Sunday, May 4, 2008

To Remember What You Read

Have you ever read something of significant value, but the next day or maybe even the next hour you were not able to recall what you had read? There are many reasons for this, which I discuss in my books on how to remember scripture. But as we learn new things there is a natural tendency to forget what we have just previously learned. It's called interference. New memories can crowd out or interfere with previously learned information, unless... we can somehow transfer that information from or fragile short-term memory (which lasts only a few seconds) into long term storage first.

There are two simple strategies for doing this - (1) creating sensory rich pictures as we go, and (2) anchoring these images to something familiar. These two simple strategies once learned and applied can vastly improve information storage and ease of retrieval.
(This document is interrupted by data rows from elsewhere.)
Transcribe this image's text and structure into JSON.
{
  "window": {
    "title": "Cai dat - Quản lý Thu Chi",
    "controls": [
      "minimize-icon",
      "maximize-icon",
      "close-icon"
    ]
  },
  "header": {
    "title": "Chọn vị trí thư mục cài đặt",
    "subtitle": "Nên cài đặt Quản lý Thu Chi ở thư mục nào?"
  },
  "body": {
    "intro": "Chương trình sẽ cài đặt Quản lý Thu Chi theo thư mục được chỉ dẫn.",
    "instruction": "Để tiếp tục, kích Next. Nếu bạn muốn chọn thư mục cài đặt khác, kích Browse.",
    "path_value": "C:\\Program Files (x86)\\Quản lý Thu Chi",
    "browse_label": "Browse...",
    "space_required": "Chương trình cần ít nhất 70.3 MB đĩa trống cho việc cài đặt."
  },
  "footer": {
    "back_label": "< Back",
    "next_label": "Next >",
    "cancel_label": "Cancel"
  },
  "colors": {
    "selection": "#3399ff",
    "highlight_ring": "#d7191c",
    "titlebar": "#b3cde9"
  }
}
And what's more, they can actually both be accomplished at the same time in one easy process. I'll explain, and then you can try it for yourself.

We've all heard the phrase "A picture is worth a thousand words." And so it is, especially when it comes to remembering. Our brain works well with pictures or images. Particularly familiar images are easy to store and retrieve while abstract concepts or ideas are hard for our brain to hold on to. That is one reason why Jesus taught in parables. These evoked images that were easy for them to picture identify with and later recall. So here is how you can anchor what you learn, for later easy access.

If you are about to read something that will be important for you to remember, first take a moment to identify a place you are familiar with, where you can tie or anchor this information to. It could be your backyard, some place in your neighborhood, a park, your local church, school or any other place you know well. Then try to picture the events or the essence of the information you are reading about, in that particular setting in sensory rich detail. That means taking just a few seconds to make those pictures or images vivid, with color, texture, even action. See the information, imagine how it feels, and add any sounds, smells or tastes that might be associated with these images in that setting. All this will help to create a much more memorable picture, anchored to a specific place.

So the next time you want this information you will know right where to go in your mind (on your mental map) to locate it, in rich detail.

Of course more information for creating sensory rich images, anchors and mental maps can be found in my books, but if you will just take a few minutes to practice this simple memory strategy next time you need to remember something you read, I think you will find your memory to be much more capable than you had previously thought.
Until next time, this is Dave Larsen.


Anne Bradshaw said...

I love this idea. Sounds like a winner. Now, if I can only keep remembering how to do it . . . :-)

Rebecca Talley said...

I find that if I can explain what I've just read, it becomes part of my long-term memory.

I'll try what you suggested and see how that works. Thanks.